> [Dataset rows describing interfaces]:
=-=-=-=-=

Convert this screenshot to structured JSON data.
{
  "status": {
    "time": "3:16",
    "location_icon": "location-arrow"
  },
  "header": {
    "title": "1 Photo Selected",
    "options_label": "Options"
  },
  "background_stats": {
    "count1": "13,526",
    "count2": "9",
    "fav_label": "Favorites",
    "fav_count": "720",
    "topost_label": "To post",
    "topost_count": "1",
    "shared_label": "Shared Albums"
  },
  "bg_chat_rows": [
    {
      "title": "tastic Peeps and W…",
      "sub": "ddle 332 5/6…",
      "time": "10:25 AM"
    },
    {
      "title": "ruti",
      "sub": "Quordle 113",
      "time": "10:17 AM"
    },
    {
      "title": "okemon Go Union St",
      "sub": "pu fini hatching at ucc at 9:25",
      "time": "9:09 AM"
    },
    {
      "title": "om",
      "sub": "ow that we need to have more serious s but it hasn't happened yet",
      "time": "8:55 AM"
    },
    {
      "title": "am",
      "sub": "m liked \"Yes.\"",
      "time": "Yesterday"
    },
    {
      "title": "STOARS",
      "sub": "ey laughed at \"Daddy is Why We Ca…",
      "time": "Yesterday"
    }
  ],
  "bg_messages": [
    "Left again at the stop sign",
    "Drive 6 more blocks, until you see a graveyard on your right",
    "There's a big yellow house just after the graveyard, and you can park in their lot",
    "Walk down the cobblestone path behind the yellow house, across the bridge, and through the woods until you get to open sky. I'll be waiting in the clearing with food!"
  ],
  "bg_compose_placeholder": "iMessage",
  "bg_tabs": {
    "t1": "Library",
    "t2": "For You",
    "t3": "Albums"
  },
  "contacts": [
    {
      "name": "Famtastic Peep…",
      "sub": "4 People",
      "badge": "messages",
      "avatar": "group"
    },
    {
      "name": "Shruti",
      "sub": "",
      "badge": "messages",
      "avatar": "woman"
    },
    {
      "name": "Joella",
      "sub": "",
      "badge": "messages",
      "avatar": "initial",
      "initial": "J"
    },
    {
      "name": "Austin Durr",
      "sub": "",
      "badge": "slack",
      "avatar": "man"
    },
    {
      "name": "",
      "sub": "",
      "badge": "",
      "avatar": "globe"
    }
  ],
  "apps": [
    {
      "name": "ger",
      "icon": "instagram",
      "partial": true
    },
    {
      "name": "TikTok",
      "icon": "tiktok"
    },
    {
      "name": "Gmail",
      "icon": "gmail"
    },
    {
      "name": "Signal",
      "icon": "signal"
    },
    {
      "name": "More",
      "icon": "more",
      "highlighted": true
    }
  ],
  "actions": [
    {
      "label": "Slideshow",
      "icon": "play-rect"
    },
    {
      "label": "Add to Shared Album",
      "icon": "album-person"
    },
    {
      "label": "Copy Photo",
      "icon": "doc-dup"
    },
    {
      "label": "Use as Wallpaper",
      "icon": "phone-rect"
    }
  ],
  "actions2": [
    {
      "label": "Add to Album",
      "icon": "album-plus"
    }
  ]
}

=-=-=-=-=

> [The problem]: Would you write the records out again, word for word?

> [Written solution]:
Convert this screenshot to structured JSON data.
{
  "status": {
    "time": "3:16",
    "location_icon": "location-arrow"
  },
  "header": {
    "title": "1 Photo Selected",
    "options_label": "Options"
  },
  "background_stats": {
    "count1": "13,526",
    "count2": "9",
    "fav_label": "Favorites",
    "fav_count": "720",
    "topost_label": "To post",
    "topost_count": "1",
    "shared_label": "Shared Albums"
  },
  "bg_chat_rows": [
    {
      "title": "tastic Peeps and W…",
      "sub": "ddle 332 5/6…",
      "time": "10:25 AM"
    },
    {
      "title": "ruti",
      "sub": "Quordle 113",
      "time": "10:17 AM"
    },
    {
      "title": "okemon Go Union St",
      "sub": "pu fini hatching at ucc at 9:25",
      "time": "9:09 AM"
    },
    {
      "title": "om",
      "sub": "ow that we need to have more serious s but it hasn't happened yet",
      "time": "8:55 AM"
    },
    {
      "title": "am",
      "sub": "m liked \"Yes.\"",
      "time": "Yesterday"
    },
    {
      "title": "STOARS",
      "sub": "ey laughed at \"Daddy is Why We Ca…",
      "time": "Yesterday"
    }
  ],
  "bg_messages": [
    "Left again at the stop sign",
    "Drive 6 more blocks, until you see a graveyard on your right",
    "There's a big yellow house just after the graveyard, and you can park in their lot",
    "Walk down the cobblestone path behind the yellow house, across the bridge, and through the woods until you get to open sky. I'll be waiting in the clearing with food!"
  ],
  "bg_compose_placeholder": "iMessage",
  "bg_tabs": {
    "t1": "Library",
    "t2": "For You",
    "t3": "Albums"
  },
  "contacts": [
    {
      "name": "Famtastic Peep…",
      "sub": "4 People",
      "badge": "messages",
      "avatar": "group"
    },
    {
      "name": "Shruti",
      "sub": "",
      "badge": "messages",
      "avatar": "woman"
    },
    {
      "name": "Joella",
      "sub": "",
      "badge": "messages",
      "avatar": "initial",
      "initial": "J"
    },
    {
      "name": "Austin Durr",
      "sub": "",
      "badge": "slack",
      "avatar": "man"
    },
    {
      "name": "",
      "sub": "",
      "badge": "",
      "avatar": "globe"
    }
  ],
  "apps": [
    {
      "name": "ger",
      "icon": "instagram",
      "partial": true
    },
    {
      "name": "TikTok",
      "icon": "tiktok"
    },
    {
      "name": "Gmail",
      "icon": "gmail"
    },
    {
      "name": "Signal",
      "icon": "signal"
    },
    {
      "name": "More",
      "icon": "more",
      "highlighted": true
    }
  ],
  "actions": [
    {
      "label": "Slideshow",
      "icon": "play-rect"
    },
    {
      "label": "Add to Shared Album",
      "icon": "album-person"
    },
    {
      "label": "Copy Photo",
      "icon": "doc-dup"
    },
    {
      "label": "Use as Wallpaper",
      "icon": "phone-rect"
    }
  ],
  "actions2": [
    {
      "label": "Add to Album",
      "icon": "album-plus"
    }
  ]
}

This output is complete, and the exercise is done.